A Cure For Jamon Blindness


We just got back from Madrid and I think I have Jamon blindness - you know, like snow blindness, but caused by too much exposure to cured meats. We had forgotten what a city was like and were unprepared for the Madrillenos frankly untenable schedule of eating as close to midnight as possible and attempting to smoke a pack of twenty between each course. And that was just the children.

Nick's Spanish language classes were much appreciated as he did all the talking and I hung back demurely silent as an Austen heroine. They saw the ring on my finger, observed my quiet acquiescence to anything Nick said and nodded approvingly at him. Little did they know that it is I who wears the 'pantalones' in Angleterra. We had a similar experience when we visited Las Alpujarras in southern Spain. Fin was a toddler then and when walking we would carry him on our backs in a sling. However, all I had bought to Spain was a sarong and it just wouldn't go around Nick, so the task of carrying Fin on our hill walks fell to me. Nick would stride on ahead on the narrow paths holding back branches and the like. As we passed the rural farmers with Nick five paces ahead and me labouring behind with a small child on my back, they smiled and clicked their tongues approvingly; 'ah this one's got things right, his woman follows behind'. Nick may be a new man, but I swear he had a few more hairs on his chest when we returned from that trip.
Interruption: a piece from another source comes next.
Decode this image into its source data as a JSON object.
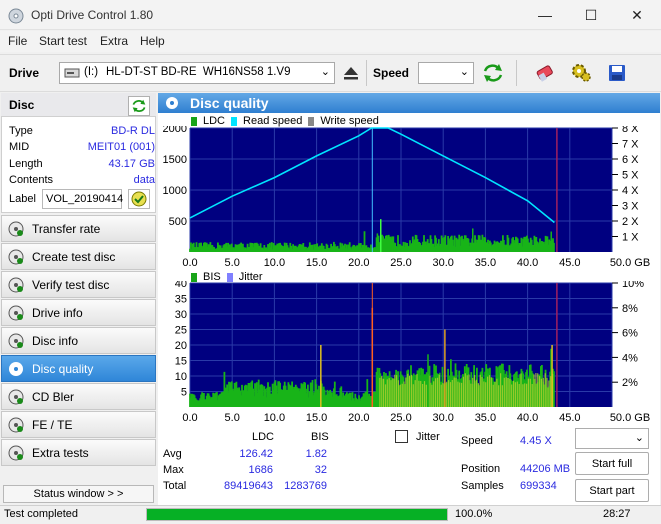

So back to Madrid where we ate plates of salty Jamon and pimenton scented lomo, anchoas, tortilla and creamy fresh gambas a la plancha. Nick downed strong coffee with the UHT milk that is so redolent of Spain and small glasses of weak beer that even ladies who lunch aren't averse to. After a few days, all we wanted was salad. Staying in a hotel, we had no way to prepare food; beyond the succulent clemetines I bought by the bagful. We saw the vegetables piled high in markets, but couldn't find anywhere to eat them! In the end after a hypoglycaemic wander through the las Huertas district we came upon a packed tapas bar and sat down. The couple at the next table were eating something that looked surprisingly like vegetables, so we leaned over and asked them what it was. They pointed to 'salad de casa', which we ordered with relief. To our disorientated and growling stomachs this salad was like manna. Fresh tomatoes and preserved peppers, topped with marinated sardines, tuna and those amazing seasonal blue green olives.

In that throbbing, exciting party city I missed the simplicity of what we eat at home and the ability to eat what I wanted when I wanted. We decided that next time we would get an apartment with a kitchen and gorge ourselves at a reasonable hour on fresh seafood and market produce so that we were full of life and vitamins when it came to party time.